Homes in Mount Pleasant East and Mount Plesant West are built primarily in the 1920s and 1930s, the houses west of Mount Pleasant are mostly large two and three-storey examples of the Edwardian and English Cottage style with a portion of duplexes and walk-up apartment buildings here and there. East of Mount Pleasant Road, one finds smaller detached houses, semi-detached and bungalows. This side of Mount Pleasant also contains some historical homes from the 1800s along with some newer custom-built designs. Most of these homes have been re-done but it is not uncommon to find the original hardwood floors and baseboards. The Edwardian style homes are particularly popular for signature porches that are perfect for watching the comings and goings of the street in the summer months.
Formerly Davisville Park, June Rowlands Park has a playground and wading pool perfect for young families. There's room for the dog to run around and the six tennis courts are home to the Davisville Tennis Club. Leagues of both children and adult teams enjoy the use of the baseball diamond. A noteworthy school in the area is Maurice Cody that has a tradition of holding a Spring Fair every May. Many day-cares can be found around the area of Mount Pleasant and Eglinton. The area is central to three popular high schools in the city: North Toronto, Northern Secondary and Leaside and there are numerous public schools, including Hodgson and Eglinton Junior.
As mentioned above, Mount Pleasant is a main artery in the area as well as a great strip for shopping. Among the usual examples of coffee shops and convenience stores, clothing and accessory stores; it also has large concentration of stores that specialise in antiques and collectibles.
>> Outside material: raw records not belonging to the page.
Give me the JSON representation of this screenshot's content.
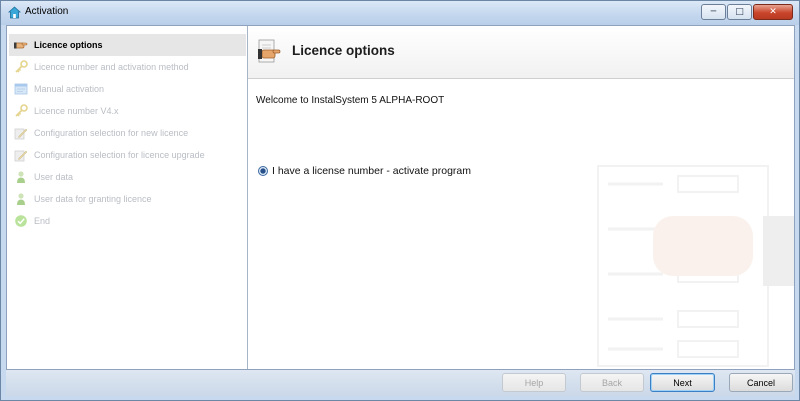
{
  "window": {
    "title": "Activation",
    "minimize_glyph": "─",
    "maximize_glyph": "□",
    "close_glyph": "✕"
  },
  "sidebar": {
    "items": [
      {
        "label": "Licence options",
        "icon": "hand-pointer-icon",
        "state": "active"
      },
      {
        "label": "Licence number and activation method",
        "icon": "key-icon",
        "state": "disabled"
      },
      {
        "label": "Manual activation",
        "icon": "form-icon",
        "state": "disabled"
      },
      {
        "label": "Licence number V4.x",
        "icon": "key-icon",
        "state": "disabled"
      },
      {
        "label": "Configuration selection for new licence",
        "icon": "edit-icon",
        "state": "disabled"
      },
      {
        "label": "Configuration selection for licence upgrade",
        "icon": "edit-icon",
        "state": "disabled"
      },
      {
        "label": "User data",
        "icon": "user-icon",
        "state": "disabled"
      },
      {
        "label": "User data for granting licence",
        "icon": "user-icon",
        "state": "disabled"
      },
      {
        "label": "End",
        "icon": "check-icon",
        "state": "disabled"
      }
    ]
  },
  "main": {
    "title": "Licence options",
    "welcome_text": "Welcome to InstalSystem 5 ALPHA-ROOT",
    "option_label": "I have a license number - activate program",
    "option_selected": true
  },
  "footer": {
    "help_label": "Help",
    "back_label": "Back",
    "next_label": "Next",
    "cancel_label": "Cancel"
  },
  "colors": {
    "accent": "#3b7fc4",
    "disabled_text": "#b9bdc4",
    "active_item_bg": "#e6e6e6"
  }
}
There's also the mighty Yonge Street with it's mix of both necessities like supermarkets and electronics stores to interesting and quirky gift shops and fine elegant dining from sushi to rustic Italian.